le monde iphoneSome of Frances biggest news and media websites have started asking users with ad blockers installed to deactivate or uninstall the software before accessing content, in a coordinated move aimed at striking back at rising ad blocker adoption in the country.

Among the publishers adopting the move are Le Monde, Le Parisien, sports daily LEquipe and French music streaming service Deezer. While some are simply asking visitors to deactivate their ad blocking software, others are preventing access to their content until ad blockers are disabled.

The initiative was organised by Geste, a French trade association that represents online businesses, who argue that the use of ad blocking software deprives websites of vital ad revenues, and hopes the move will reverse the growing popularity of ad blockers in France.

According to a recent Ipsos survey, around 30 per cent of French internet users run ad blocking software, and the figure continues to rise at an accelerating rate as more and more consumers become irritated by disruptive advertising and long website load times. Another survey by PageFair and Adobe suggests Frances rate of ad blocker users is the highest in Europe.

“Ad blocking is rife in France, so this collective action by news publishers is no surprise,” said Guy Phillipson, CEO of the IAB UK. “Ad blocking is a genuine threat to the free availability of quality online journalism, and were seeing more and more UK media owners take simlar action.

“The good thing is that consumers are increasingly aware of the value exchange, and our YouGov research bears this out, with 54 per cent saying they would deactivate their ad blockers for certain content. This rises to 73 per cent of 18-25 year olds – who are most likely to have an ad blocker installed.”

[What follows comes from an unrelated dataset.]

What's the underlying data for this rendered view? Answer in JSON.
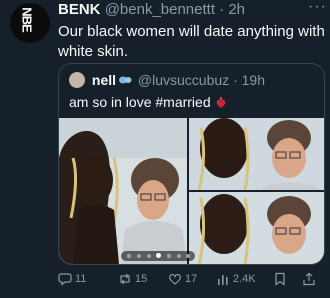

The value exchange, with publishers using ad revenue to subsidise the cost of putting out free content onto the web, has been highlighted by the various French publishers in their message to ad blocking users who arrive at their websites now.

“For our 400 journalists to provide you each day with high-quality, reliable and varied news each day…we must be able to rely on advertising revenue,” reads the message from Jerome Fenoglio, editor-in-chief of Le Monde that greets users when they try to access content while blocking ads.

According to Geste, the aim of the collective action is to remind users that “content and services arent free” and to make clear to consumers “the indispensable character of advertising as a source of financing.”